(MATERIAL FOR THIS EXERCISE)

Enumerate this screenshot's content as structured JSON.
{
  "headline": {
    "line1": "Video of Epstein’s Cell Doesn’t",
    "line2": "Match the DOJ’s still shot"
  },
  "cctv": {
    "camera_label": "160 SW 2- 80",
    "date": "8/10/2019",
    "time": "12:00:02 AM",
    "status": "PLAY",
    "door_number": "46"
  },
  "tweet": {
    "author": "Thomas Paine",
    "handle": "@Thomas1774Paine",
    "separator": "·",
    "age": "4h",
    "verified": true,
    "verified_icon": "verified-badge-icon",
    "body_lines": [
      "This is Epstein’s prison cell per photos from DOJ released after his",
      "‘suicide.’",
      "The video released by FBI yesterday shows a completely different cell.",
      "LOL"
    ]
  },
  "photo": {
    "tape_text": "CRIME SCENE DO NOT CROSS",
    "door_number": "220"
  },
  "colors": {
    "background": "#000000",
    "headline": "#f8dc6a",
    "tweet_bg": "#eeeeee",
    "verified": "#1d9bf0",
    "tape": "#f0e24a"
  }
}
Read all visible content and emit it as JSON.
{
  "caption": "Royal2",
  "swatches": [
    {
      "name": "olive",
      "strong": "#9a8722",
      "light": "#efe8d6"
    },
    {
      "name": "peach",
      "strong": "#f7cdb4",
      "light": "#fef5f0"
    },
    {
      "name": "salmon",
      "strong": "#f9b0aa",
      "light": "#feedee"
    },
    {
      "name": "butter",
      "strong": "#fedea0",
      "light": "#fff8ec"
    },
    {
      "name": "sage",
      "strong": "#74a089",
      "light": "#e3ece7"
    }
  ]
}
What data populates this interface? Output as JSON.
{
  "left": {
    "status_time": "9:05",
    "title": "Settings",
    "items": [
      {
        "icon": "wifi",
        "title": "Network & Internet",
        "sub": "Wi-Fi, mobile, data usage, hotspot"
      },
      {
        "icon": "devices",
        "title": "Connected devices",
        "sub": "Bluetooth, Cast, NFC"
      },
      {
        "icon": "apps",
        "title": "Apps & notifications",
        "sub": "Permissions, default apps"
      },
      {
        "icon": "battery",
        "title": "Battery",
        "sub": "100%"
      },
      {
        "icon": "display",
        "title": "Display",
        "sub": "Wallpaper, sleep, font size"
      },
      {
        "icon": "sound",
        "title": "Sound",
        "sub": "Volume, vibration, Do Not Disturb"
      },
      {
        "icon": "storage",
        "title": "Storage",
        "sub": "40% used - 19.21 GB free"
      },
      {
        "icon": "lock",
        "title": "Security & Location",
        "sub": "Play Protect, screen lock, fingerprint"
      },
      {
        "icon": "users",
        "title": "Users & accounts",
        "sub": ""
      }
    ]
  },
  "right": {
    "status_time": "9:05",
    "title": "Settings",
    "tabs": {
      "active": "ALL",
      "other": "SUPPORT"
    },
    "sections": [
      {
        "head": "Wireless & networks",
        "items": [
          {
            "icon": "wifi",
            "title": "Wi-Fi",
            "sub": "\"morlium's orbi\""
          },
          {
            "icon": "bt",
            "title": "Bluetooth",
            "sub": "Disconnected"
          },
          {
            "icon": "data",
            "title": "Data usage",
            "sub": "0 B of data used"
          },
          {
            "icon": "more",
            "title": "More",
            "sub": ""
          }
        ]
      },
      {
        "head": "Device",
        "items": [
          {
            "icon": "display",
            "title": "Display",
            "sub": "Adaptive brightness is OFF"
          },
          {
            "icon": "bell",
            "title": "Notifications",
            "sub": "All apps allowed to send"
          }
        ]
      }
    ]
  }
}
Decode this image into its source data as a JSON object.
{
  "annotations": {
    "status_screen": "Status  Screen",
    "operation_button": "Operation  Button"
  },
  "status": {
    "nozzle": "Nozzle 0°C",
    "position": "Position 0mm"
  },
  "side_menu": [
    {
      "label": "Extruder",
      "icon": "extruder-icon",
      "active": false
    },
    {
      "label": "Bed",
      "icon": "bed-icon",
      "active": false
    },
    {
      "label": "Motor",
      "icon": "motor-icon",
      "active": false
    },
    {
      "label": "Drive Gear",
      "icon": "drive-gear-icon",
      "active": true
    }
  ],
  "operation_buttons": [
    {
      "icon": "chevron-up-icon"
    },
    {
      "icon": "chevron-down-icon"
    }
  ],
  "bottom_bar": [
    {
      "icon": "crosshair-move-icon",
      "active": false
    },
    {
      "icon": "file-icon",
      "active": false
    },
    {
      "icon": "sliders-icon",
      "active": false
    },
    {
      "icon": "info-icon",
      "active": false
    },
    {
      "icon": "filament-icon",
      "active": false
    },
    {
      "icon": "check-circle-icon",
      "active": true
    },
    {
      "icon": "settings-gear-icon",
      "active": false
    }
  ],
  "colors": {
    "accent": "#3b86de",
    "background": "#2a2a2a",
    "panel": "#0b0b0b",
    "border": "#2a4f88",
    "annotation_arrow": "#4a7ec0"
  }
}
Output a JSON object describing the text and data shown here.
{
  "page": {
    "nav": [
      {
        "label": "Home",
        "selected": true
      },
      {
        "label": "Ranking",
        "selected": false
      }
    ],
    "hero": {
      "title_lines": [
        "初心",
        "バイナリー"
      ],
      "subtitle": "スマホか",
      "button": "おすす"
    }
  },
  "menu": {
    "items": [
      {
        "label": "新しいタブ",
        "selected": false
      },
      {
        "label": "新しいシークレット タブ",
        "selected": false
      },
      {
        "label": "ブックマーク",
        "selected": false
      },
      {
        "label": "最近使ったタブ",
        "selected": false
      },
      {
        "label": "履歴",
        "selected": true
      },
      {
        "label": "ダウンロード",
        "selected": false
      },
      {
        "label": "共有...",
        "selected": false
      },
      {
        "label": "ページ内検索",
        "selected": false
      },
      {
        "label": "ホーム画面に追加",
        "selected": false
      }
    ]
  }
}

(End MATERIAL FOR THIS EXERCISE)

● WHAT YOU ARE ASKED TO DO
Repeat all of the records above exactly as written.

● WRITTEN SOLUTION
Enumerate this screenshot's content as structured JSON.
{
  "headline": {
    "line1": "Video of Epstein’s Cell Doesn’t",
    "line2": "Match the DOJ’s still shot"
  },
  "cctv": {
    "camera_label": "160 SW 2- 80",
    "date": "8/10/2019",
    "time": "12:00:02 AM",
    "status": "PLAY",
    "door_number": "46"
  },
  "tweet": {
    "author": "Thomas Paine",
    "handle": "@Thomas1774Paine",
    "separator": "·",
    "age": "4h",
    "verified": true,
    "verified_icon": "verified-badge-icon",
    "body_lines": [
      "This is Epstein’s prison cell per photos from DOJ released after his",
      "‘suicide.’",
      "The video released by FBI yesterday shows a completely different cell.",
      "LOL"
    ]
  },
  "photo": {
    "tape_text": "CRIME SCENE DO NOT CROSS",
    "door_number": "220"
  },
  "colors": {
    "background": "#000000",
    "headline": "#f8dc6a",
    "tweet_bg": "#eeeeee",
    "verified": "#1d9bf0",
    "tape": "#f0e24a"
  }
}
Read all visible content and emit it as JSON.
{
  "caption": "Royal2",
  "swatches": [
    {
      "name": "olive",
      "strong": "#9a8722",
      "light": "#efe8d6"
    },
    {
      "name": "peach",
      "strong": "#f7cdb4",
      "light": "#fef5f0"
    },
    {
      "name": "salmon",
      "strong": "#f9b0aa",
      "light": "#feedee"
    },
    {
      "name": "butter",
      "strong": "#fedea0",
      "light": "#fff8ec"
    },
    {
      "name": "sage",
      "strong": "#74a089",
      "light": "#e3ece7"
    }
  ]
}
What data populates this interface? Output as JSON.
{
  "left": {
    "status_time": "9:05",
    "title": "Settings",
    "items": [
      {
        "icon": "wifi",
        "title": "Network & Internet",
        "sub": "Wi-Fi, mobile, data usage, hotspot"
      },
      {
        "icon": "devices",
        "title": "Connected devices",
        "sub": "Bluetooth, Cast, NFC"
      },
      {
        "icon": "apps",
        "title": "Apps & notifications",
        "sub": "Permissions, default apps"
      },
      {
        "icon": "battery",
        "title": "Battery",
        "sub": "100%"
      },
      {
        "icon": "display",
        "title": "Display",
        "sub": "Wallpaper, sleep, font size"
      },
      {
        "icon": "sound",
        "title": "Sound",
        "sub": "Volume, vibration, Do Not Disturb"
      },
      {
        "icon": "storage",
        "title": "Storage",
        "sub": "40% used - 19.21 GB free"
      },
      {
        "icon": "lock",
        "title": "Security & Location",
        "sub": "Play Protect, screen lock, fingerprint"
      },
      {
        "icon": "users",
        "title": "Users & accounts",
        "sub": ""
      }
    ]
  },
  "right": {
    "status_time": "9:05",
    "title": "Settings",
    "tabs": {
      "active": "ALL",
      "other": "SUPPORT"
    },
    "sections": [
      {
        "head": "Wireless & networks",
        "items": [
          {
            "icon": "wifi",
            "title": "Wi-Fi",
            "sub": "\"morlium's orbi\""
          },
          {
            "icon": "bt",
            "title": "Bluetooth",
            "sub": "Disconnected"
          },
          {
            "icon": "data",
            "title": "Data usage",
            "sub": "0 B of data used"
          },
          {
            "icon": "more",
            "title": "More",
            "sub": ""
          }
        ]
      },
      {
        "head": "Device",
        "items": [
          {
            "icon": "display",
            "title": "Display",
            "sub": "Adaptive brightness is OFF"
          },
          {
            "icon": "bell",
            "title": "Notifications",
            "sub": "All apps allowed to send"
          }
        ]
      }
    ]
  }
}
Decode this image into its source data as a JSON object.
{
  "annotations": {
    "status_screen": "Status  Screen",
    "operation_button": "Operation  Button"
  },
  "status": {
    "nozzle": "Nozzle 0°C",
    "position": "Position 0mm"
  },
  "side_menu": [
    {
      "label": "Extruder",
      "icon": "extruder-icon",
      "active": false
    },
    {
      "label": "Bed",
      "icon": "bed-icon",
      "active": false
    },
    {
      "label": "Motor",
      "icon": "motor-icon",
      "active": false
    },
    {
      "label": "Drive Gear",
      "icon": "drive-gear-icon",
      "active": true
    }
  ],
  "operation_buttons": [
    {
      "icon": "chevron-up-icon"
    },
    {
      "icon": "chevron-down-icon"
    }
  ],
  "bottom_bar": [
    {
      "icon": "crosshair-move-icon",
      "active": false
    },
    {
      "icon": "file-icon",
      "active": false
    },
    {
      "icon": "sliders-icon",
      "active": false
    },
    {
      "icon": "info-icon",
      "active": false
    },
    {
      "icon": "filament-icon",
      "active": false
    },
    {
      "icon": "check-circle-icon",
      "active": true
    },
    {
      "icon": "settings-gear-icon",
      "active": false
    }
  ],
  "colors": {
    "accent": "#3b86de",
    "background": "#2a2a2a",
    "panel": "#0b0b0b",
    "border": "#2a4f88",
    "annotation_arrow": "#4a7ec0"
  }
}
Output a JSON object describing the text and data shown here.
{
  "page": {
    "nav": [
      {
        "label": "Home",
        "selected": true
      },
      {
        "label": "Ranking",
        "selected": false
      }
    ],
    "hero": {
      "title_lines": [
        "初心",
        "バイナリー"
      ],
      "subtitle": "スマホか",
      "button": "おすす"
    }
  },
  "menu": {
    "items": [
      {
        "label": "新しいタブ",
        "selected": false
      },
      {
        "label": "新しいシークレット タブ",
        "selected": false
      },
      {
        "label": "ブックマーク",
        "selected": false
      },
      {
        "label": "最近使ったタブ",
        "selected": false
      },
      {
        "label": "履歴",
        "selected": true
      },
      {
        "label": "ダウンロード",
        "selected": false
      },
      {
        "label": "共有...",
        "selected": false
      },
      {
        "label": "ページ内検索",
        "selected": false
      },
      {
        "label": "ホーム画面に追加",
        "selected": false
      }
    ]
  }
}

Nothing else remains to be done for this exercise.